== Segment start ==
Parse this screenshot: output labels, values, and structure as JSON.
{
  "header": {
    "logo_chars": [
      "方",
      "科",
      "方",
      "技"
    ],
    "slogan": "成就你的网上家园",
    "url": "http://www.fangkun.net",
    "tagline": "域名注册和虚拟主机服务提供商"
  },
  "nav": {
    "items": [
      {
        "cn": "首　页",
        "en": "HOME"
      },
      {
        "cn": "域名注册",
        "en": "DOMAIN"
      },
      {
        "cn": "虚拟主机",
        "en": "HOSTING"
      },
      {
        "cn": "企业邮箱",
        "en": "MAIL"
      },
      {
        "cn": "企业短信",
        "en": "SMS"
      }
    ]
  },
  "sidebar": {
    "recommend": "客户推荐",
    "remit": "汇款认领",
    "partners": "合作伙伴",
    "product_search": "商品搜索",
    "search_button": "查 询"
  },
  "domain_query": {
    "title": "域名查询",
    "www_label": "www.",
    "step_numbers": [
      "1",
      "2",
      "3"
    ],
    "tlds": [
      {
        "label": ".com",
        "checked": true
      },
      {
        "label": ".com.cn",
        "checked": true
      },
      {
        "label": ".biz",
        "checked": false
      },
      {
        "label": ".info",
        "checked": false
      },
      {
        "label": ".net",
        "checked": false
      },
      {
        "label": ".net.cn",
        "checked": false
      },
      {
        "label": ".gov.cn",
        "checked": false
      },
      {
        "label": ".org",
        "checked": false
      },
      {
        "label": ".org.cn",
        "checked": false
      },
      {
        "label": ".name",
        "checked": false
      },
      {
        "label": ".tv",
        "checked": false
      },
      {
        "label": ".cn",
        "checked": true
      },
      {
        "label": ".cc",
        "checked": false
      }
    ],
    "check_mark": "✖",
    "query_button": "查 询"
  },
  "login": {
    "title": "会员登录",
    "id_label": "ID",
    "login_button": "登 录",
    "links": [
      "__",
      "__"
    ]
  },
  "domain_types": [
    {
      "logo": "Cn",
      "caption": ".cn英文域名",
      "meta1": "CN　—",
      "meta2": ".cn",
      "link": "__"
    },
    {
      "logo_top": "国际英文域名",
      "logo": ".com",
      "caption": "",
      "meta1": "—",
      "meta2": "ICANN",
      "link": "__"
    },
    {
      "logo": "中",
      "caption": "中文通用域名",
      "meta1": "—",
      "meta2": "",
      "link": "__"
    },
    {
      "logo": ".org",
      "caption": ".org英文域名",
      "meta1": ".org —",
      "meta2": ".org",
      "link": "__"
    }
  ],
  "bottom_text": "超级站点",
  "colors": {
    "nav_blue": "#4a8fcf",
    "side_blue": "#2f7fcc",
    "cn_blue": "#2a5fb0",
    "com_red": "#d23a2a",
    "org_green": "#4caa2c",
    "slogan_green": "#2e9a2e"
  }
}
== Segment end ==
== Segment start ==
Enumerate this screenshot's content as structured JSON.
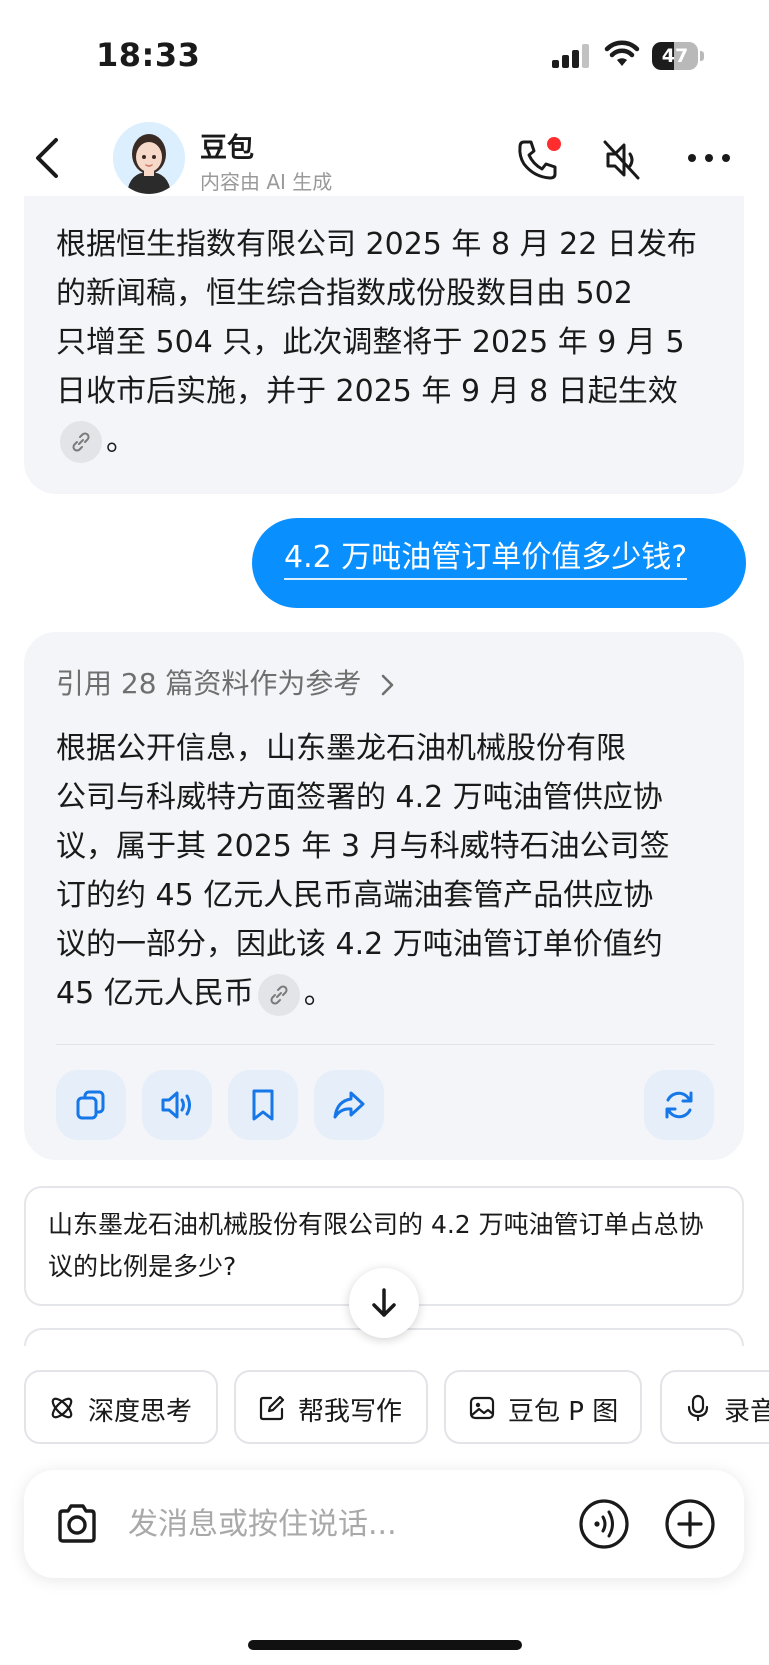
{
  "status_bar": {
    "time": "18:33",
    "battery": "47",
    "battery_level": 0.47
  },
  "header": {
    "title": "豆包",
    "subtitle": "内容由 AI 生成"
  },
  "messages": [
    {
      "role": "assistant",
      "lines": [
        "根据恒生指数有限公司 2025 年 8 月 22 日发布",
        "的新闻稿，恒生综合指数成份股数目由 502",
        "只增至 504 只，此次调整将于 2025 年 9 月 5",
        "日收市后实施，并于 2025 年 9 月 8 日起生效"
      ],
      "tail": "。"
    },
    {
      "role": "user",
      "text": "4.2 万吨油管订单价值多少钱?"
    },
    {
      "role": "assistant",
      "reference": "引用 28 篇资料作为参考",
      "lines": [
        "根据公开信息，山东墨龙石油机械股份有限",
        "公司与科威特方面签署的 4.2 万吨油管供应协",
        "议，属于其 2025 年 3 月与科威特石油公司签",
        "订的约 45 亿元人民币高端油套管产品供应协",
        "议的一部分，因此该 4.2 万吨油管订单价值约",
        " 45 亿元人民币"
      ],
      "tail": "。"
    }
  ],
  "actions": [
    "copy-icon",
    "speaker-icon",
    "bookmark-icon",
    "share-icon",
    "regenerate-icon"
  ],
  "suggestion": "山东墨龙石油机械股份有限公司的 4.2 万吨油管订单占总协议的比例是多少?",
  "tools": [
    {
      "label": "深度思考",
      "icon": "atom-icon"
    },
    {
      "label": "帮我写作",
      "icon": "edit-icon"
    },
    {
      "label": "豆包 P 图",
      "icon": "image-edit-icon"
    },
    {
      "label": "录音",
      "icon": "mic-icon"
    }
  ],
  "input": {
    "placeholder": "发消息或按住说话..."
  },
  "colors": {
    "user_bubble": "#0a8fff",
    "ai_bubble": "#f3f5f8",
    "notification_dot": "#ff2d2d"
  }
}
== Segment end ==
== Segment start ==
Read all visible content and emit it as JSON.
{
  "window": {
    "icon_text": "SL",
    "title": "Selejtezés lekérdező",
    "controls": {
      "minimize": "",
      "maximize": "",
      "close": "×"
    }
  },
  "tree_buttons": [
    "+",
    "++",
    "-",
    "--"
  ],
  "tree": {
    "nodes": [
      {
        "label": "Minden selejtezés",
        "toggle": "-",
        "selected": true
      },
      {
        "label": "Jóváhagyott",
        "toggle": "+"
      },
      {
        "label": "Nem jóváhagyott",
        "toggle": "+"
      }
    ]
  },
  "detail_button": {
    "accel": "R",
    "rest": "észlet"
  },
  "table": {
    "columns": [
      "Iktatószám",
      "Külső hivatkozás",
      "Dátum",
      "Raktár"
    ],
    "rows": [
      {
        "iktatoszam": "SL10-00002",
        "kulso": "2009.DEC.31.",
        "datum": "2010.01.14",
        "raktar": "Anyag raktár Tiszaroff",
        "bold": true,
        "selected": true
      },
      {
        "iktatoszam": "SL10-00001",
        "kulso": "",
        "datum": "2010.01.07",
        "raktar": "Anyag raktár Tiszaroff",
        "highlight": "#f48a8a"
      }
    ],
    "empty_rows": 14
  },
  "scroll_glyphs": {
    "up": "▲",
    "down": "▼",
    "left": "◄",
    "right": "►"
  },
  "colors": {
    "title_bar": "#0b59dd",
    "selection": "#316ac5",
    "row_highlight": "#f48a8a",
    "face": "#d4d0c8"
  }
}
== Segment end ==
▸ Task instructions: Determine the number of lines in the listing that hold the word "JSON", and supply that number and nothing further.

▸ Result: 3